    Your a sweetie and thanks for holding my hand while I work through this. :)
    Lots of great ideas, I have always just tossed seeds into the little pots and hoped for the best.


  8. Right, have just taken a break from planting outside... to have a look at your comments :-)

    Karyn stuff you sow seeds into is called seed or potting compost or growing medium over here in the UK....

    Hot Belly Mama I really don't know if a heat lamp would work...seeds like a gentle underneath warmth to get the soil warmed and a lamp would be heat from above I guess? but you could try it?

    Karyn Electic heat pad..hmm the seeds need to be in an ambient temperature of 20-22 centigrade, I will measure the soil temp in my hot boxes and get back to you all...

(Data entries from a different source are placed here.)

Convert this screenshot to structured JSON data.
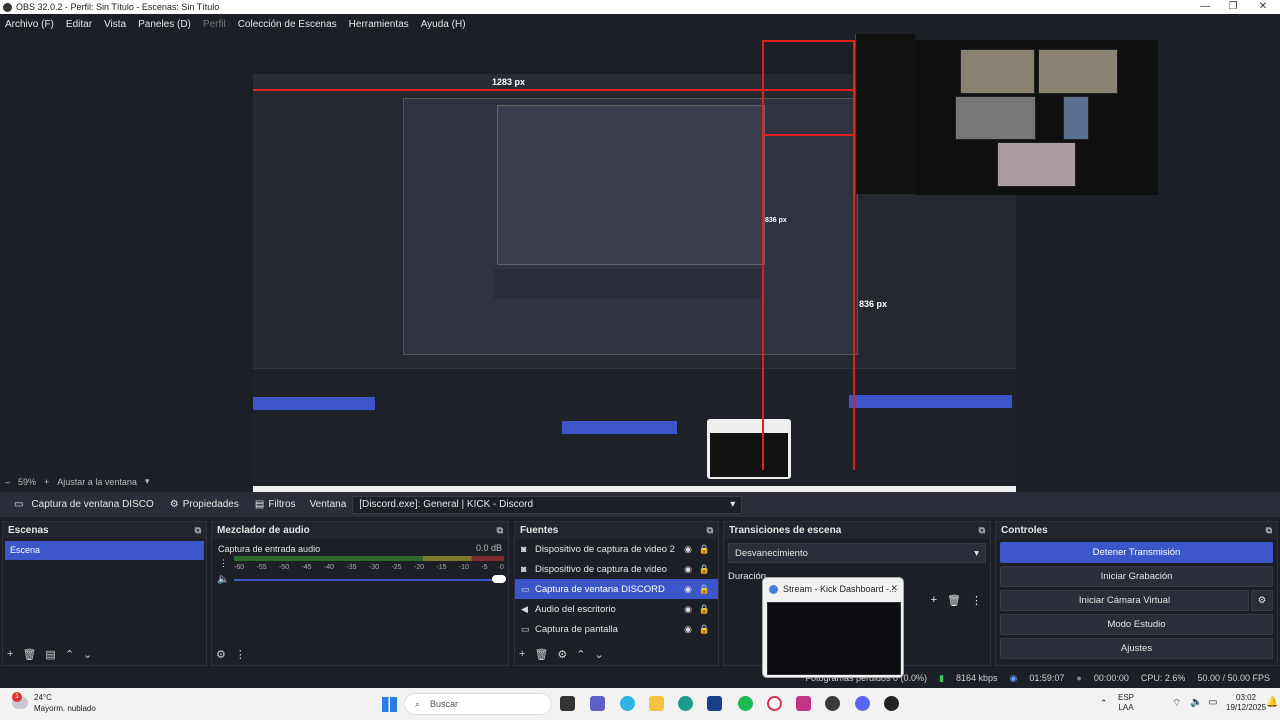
{
  "window": {
    "title": "OBS 32.0.2 - Perfil: Sin Título - Escenas: Sin Título"
  },
  "menu": [
    "Archivo (F)",
    "Editar",
    "Vista",
    "Paneles (D)",
    "Perfil",
    "Colección de Escenas",
    "Herramientas",
    "Ayuda (H)"
  ],
  "preview": {
    "measure_a": "1283 px",
    "measure_b": "836 px",
    "measure_c": "836 px"
  },
  "zoom": {
    "minus": "–",
    "level": "59%",
    "plus": "+",
    "fit": "Ajustar a la ventana"
  },
  "toolbar": {
    "source_name": "Captura de ventana DISCO",
    "properties": "Propiedades",
    "filters": "Filtros",
    "window_label": "Ventana",
    "window_value": "[Discord.exe]: General | KICK - Discord"
  },
  "scenes": {
    "title": "Escenas",
    "items": [
      "Escena"
    ]
  },
  "mixer": {
    "title": "Mezclador de audio",
    "channel": "Captura de entrada audio",
    "level": "0.0 dB",
    "ticks": [
      "-60",
      "-55",
      "-50",
      "-45",
      "-40",
      "-35",
      "-30",
      "-25",
      "-20",
      "-15",
      "-10",
      "-5",
      "0"
    ]
  },
  "sources": {
    "title": "Fuentes",
    "items": [
      {
        "icon": "camera",
        "label": "Dispositivo de captura de video 2"
      },
      {
        "icon": "camera",
        "label": "Dispositivo de captura de video"
      },
      {
        "icon": "window",
        "label": "Captura de ventana DISCORD"
      },
      {
        "icon": "speaker",
        "label": "Audio del escritorio"
      },
      {
        "icon": "monitor",
        "label": "Captura de pantalla"
      }
    ]
  },
  "transitions": {
    "title": "Transiciones de escena",
    "type": "Desvanecimiento",
    "duration_label": "Duración"
  },
  "controls": {
    "title": "Controles",
    "buttons": [
      "Detener Transmisión",
      "Iniciar Grabación",
      "Iniciar Cámara Virtual",
      "Modo Estudio",
      "Ajustes"
    ]
  },
  "status": {
    "frames": "Fotogramas perdidos 0 (0.0%)",
    "bitrate": "8164 kbps",
    "live_time": "01:59:07",
    "rec_time": "00:00:00",
    "cpu": "CPU: 2.6%",
    "fps": "50.00 / 50.00 FPS"
  },
  "taskbar": {
    "weather_temp": "24°C",
    "weather_desc": "Mayorm. nublado",
    "notification_count": "1",
    "search_placeholder": "Buscar",
    "lang": "ESP",
    "lang2": "LAA",
    "time": "03:02",
    "date": "19/12/2025"
  },
  "thumbnail": {
    "title": "Stream - Kick Dashboard -..."
  },
  "colors": {
    "accent": "#3c55c8",
    "bg": "#1d1f26",
    "panel": "#2b2e38",
    "red_guides": "#e02020"
  }
}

    Livingginalocalzone....I would have patience..mine took 2 weeks...aubergines take longer I find than peppers or tomatos...

    Are they warm and moist enough?

  9. Not sure if this would be helpful or not but farmers around here place their seed beds on top of the fridge because its not only warmer near the ceiling but the fridge keeps the bottom warm.. they remove them as soon as they sprout so they can give them more light.
    I've been enjoying your posts about seed starting.. full of good idea's for sure.. thanks

  10. Thats a good idea Pat!

    I have measured the temperatures in one of my heated propogators..

    The inside base of the box is at 36 centigrade, the soil temp at the bottom of a pot is 28 centrigrade and the air temp above the soil is 24 centigrade...

    so that should tell you if your heating pad is too hot or cold...

    I think a heat lamp wouldn't work as it would be the wrong temp gradient.....ie too hot in the air....

    Hope this helps everyone, I will add it to my post I think!

  11. hello all

    I figured it would be a good idea to introduce myself to everyone!

    Can't wait to get to know you all better!


    Thanks again!

  12. hiya

    Just saying hello while I read through the posts

    hopefully this is just what im looking for looks like i have a lot to read.


Hello! Thank you for reading my blog and for commenting. I try to reply as quickly as I can and I really appreciate your interest in my life and doings here in The Compost Bin.